* _Required work_: Your answer should consist of the lines in the listing that hold "title".

* _Available records_:
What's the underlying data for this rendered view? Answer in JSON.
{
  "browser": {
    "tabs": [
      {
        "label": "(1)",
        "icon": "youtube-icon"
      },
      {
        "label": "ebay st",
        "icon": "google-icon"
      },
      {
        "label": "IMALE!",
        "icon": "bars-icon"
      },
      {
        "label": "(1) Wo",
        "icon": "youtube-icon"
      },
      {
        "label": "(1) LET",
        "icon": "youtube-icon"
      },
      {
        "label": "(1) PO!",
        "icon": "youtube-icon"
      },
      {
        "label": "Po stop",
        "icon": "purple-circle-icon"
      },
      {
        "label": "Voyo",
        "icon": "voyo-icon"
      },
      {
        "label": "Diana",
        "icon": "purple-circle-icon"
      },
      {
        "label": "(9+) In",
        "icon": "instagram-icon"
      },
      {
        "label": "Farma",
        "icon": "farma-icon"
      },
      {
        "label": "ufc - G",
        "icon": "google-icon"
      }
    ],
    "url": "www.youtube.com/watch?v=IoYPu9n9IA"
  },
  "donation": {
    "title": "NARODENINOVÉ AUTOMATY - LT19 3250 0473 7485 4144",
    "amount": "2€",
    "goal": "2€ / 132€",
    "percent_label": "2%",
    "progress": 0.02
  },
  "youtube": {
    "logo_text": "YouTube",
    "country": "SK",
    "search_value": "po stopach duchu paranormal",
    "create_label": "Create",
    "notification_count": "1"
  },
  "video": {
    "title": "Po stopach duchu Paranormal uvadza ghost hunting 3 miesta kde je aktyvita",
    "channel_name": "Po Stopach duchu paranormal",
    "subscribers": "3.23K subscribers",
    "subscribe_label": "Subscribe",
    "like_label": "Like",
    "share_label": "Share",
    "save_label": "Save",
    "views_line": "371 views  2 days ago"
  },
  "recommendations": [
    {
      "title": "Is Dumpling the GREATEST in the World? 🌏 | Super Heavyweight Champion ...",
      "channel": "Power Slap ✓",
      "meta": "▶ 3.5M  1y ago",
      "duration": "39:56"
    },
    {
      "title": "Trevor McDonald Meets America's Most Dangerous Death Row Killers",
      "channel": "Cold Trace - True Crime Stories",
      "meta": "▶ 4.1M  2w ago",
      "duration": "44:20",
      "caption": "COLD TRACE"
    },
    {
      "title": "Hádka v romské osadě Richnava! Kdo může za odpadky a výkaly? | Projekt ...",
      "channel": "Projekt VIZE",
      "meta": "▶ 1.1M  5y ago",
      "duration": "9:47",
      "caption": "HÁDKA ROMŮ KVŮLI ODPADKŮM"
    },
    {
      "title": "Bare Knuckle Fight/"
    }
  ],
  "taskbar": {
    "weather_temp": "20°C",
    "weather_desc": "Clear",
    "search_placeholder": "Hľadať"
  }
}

* _Result_:
    "title": "NARODENINOVÉ AUTOMATY - LT19 3250 0473 7485 4144",
    "title": "Po stopach duchu Paranormal uvadza ghost hunting 3 miesta kde je aktyvita",
      "title": "Is Dumpling the GREATEST in the World? 🌏 | Super Heavyweight Champion ...",
      "title": "Trevor McDonald Meets America's Most Dangerous Death Row Killers",
      "title": "Hádka v romské osadě Richnava! Kdo může za odpadky a výkaly? | Projekt ...",
      "title": "Bare Knuckle Fight/"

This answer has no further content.